A Surprise Visitor
The bush telegraph exploded when the news of an ostrich on the property was announced! It was almost unbelievable and everyone on the property rushed to respectfully have a peak at this extraordinary bird.
In the early days of transforming the area into the Malilangwe Wildlife Reserve captive-bred ostriches were introduced because they historically occurred here. The Sparrow family that were the pioneers of this area in the late 1900s could recall collecting ostrich eggs on the property. Unfortunately the introduction of 40 captive-bred ostrich was not a success because they either killed themselves running into the boundary fence or they were eaten by lions.
Historically the fence around the property was all one height, but that has been dropped on our southern border with Gonarezhou to only 1.2 metres to allow the movement of large animals between Gonarezhou and Malilangwe. Ostriches can easily clear jumping this low section of fence and it is possible that our visitor came from the south. Ostriches do occur in Gonarezhou National Park, but their population was severely affected by the 1992 drought.
This brave and adventurous bird is such a welcome visitor, and we hope she is predator-savvy and stays on the property. Head Guide, Brad Fouché, told me that apparently, from time to time in the past, a single ostrich has come on and off the property, but since 1999 this is only the second one he has seen.
A very similar occurrence took place at Singita Sabi Sand about a decade ago. A single female ostrich showed up and wandered the open grasslands of the southern area. She soon became a highlight on game drives mainly due to her trying to flirt with the vehicles, not realising that there were no male ostriches in the back seats! But then a tall dark stranger arrived and it did not take long before a clutch of eggs was found in an open clearing. The chicks hatched and within a few months they were known as the ‘Ostrich Family’ when sighted.

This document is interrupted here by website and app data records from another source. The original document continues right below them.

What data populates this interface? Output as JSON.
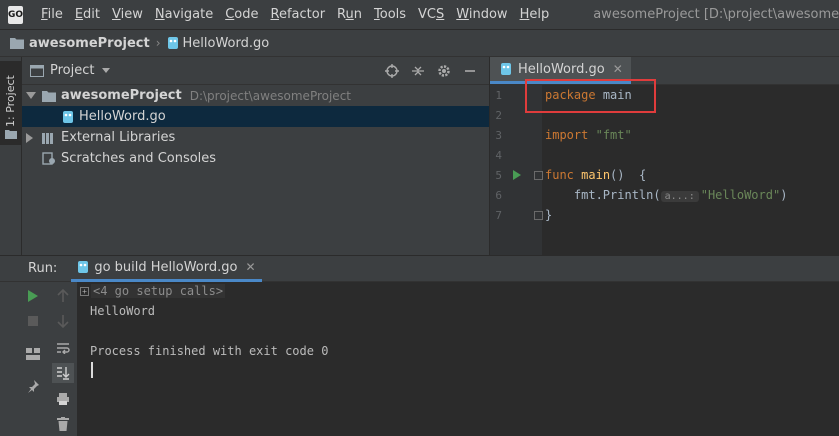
{
  "app": {
    "icon_text": "GO",
    "title": "awesomeProject [D:\\project\\awesomeProject] - ...\\"
  },
  "menu": [
    {
      "pre": "",
      "ul": "F",
      "post": "ile"
    },
    {
      "pre": "",
      "ul": "E",
      "post": "dit"
    },
    {
      "pre": "",
      "ul": "V",
      "post": "iew"
    },
    {
      "pre": "",
      "ul": "N",
      "post": "avigate"
    },
    {
      "pre": "",
      "ul": "C",
      "post": "ode"
    },
    {
      "pre": "",
      "ul": "R",
      "post": "efactor"
    },
    {
      "pre": "R",
      "ul": "u",
      "post": "n"
    },
    {
      "pre": "",
      "ul": "T",
      "post": "ools"
    },
    {
      "pre": "VC",
      "ul": "S",
      "post": ""
    },
    {
      "pre": "",
      "ul": "W",
      "post": "indow"
    },
    {
      "pre": "",
      "ul": "H",
      "post": "elp"
    }
  ],
  "breadcrumb": {
    "project": "awesomeProject",
    "file": "HelloWord.go"
  },
  "left_stripe": {
    "label": "1: Project"
  },
  "project_panel": {
    "title": "Project",
    "tree": {
      "root_name": "awesomeProject",
      "root_path": "D:\\project\\awesomeProject",
      "file": "HelloWord.go",
      "external": "External Libraries",
      "scratches": "Scratches and Consoles"
    }
  },
  "editor": {
    "tab_label": "HelloWord.go",
    "line_numbers": [
      "1",
      "2",
      "3",
      "4",
      "5",
      "6",
      "7"
    ],
    "code": {
      "l1_kw": "package",
      "l1_id": "main",
      "l3_kw": "import",
      "l3_str": "\"fmt\"",
      "l5_kw": "func",
      "l5_fn": "main",
      "l5_rest": "()  {",
      "l6_call": "fmt.Println(",
      "l6_hint": "a...:",
      "l6_str": "\"HelloWord\"",
      "l6_close": ")",
      "l7": "}"
    }
  },
  "run": {
    "label": "Run:",
    "tab_label": "go build HelloWord.go",
    "console": {
      "setup": "<4 go setup calls>",
      "output": "HelloWord",
      "exit": "Process finished with exit code 0"
    }
  },
  "colors": {
    "highlight_box": "#e03c3c",
    "accent": "#4a88c7",
    "run_green": "#499c54"
  }
}
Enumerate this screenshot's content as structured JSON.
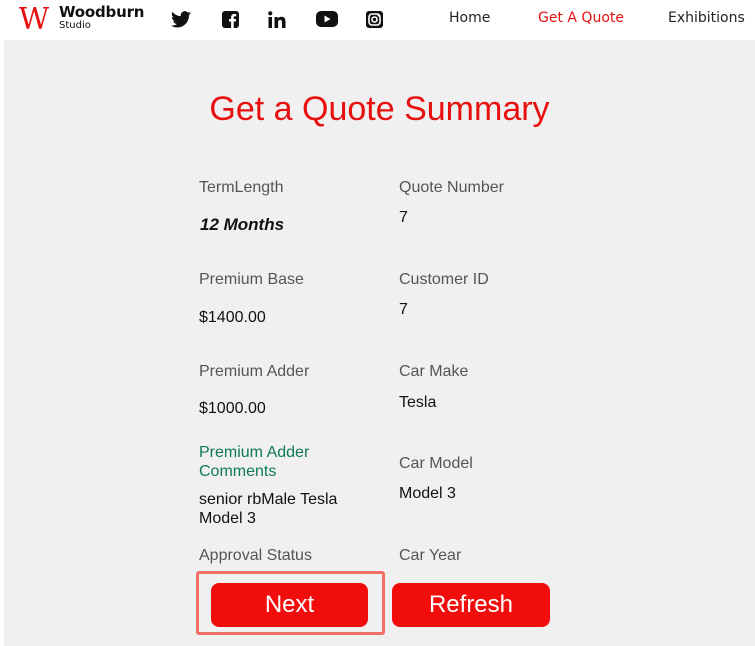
{
  "brand": {
    "logo_letter": "W",
    "name": "Woodburn",
    "subtitle": "Studio"
  },
  "social_icons": [
    "twitter-icon",
    "facebook-icon",
    "linkedin-icon",
    "youtube-icon",
    "instagram-icon"
  ],
  "nav": {
    "home": "Home",
    "quote": "Get A Quote",
    "exhibitions": "Exhibitions",
    "active": "Get A Quote"
  },
  "colors": {
    "accent": "#e8100f",
    "panel_bg": "#f0f0f0",
    "label": "#555555",
    "green_label": "#0f7a52",
    "highlight": "#f07067"
  },
  "page": {
    "title": "Get a Quote Summary"
  },
  "fields": {
    "term_length": {
      "label": "TermLength",
      "value": "12 Months"
    },
    "quote_number": {
      "label": "Quote Number",
      "value": "7"
    },
    "premium_base": {
      "label": "Premium Base",
      "value": "$1400.00"
    },
    "customer_id": {
      "label": "Customer ID",
      "value": "7"
    },
    "premium_adder": {
      "label": "Premium Adder",
      "value": "$1000.00"
    },
    "car_make": {
      "label": "Car Make",
      "value": "Tesla"
    },
    "premium_adder_comments": {
      "label": "Premium Adder Comments",
      "value": "senior rbMale Tesla Model 3"
    },
    "car_model": {
      "label": "Car Model",
      "value": "Model 3"
    },
    "approval_status": {
      "label": "Approval Status"
    },
    "car_year": {
      "label": "Car Year"
    }
  },
  "buttons": {
    "next": "Next",
    "refresh": "Refresh"
  }
}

They have raised successful clutches of chicks in subsequent years. Let’s hope this history repeats itself for Singita Pamushana guests to see the world’s largest flightless bird on the Malilangwe Wildlife Reserve.
Almost as surprised as we were by this visitor were the resident wildlife. The impalas stared in disbelief, as did the zebras and wildebeest. It has been rather funny watching their reactions and see them wondering who on earth this is!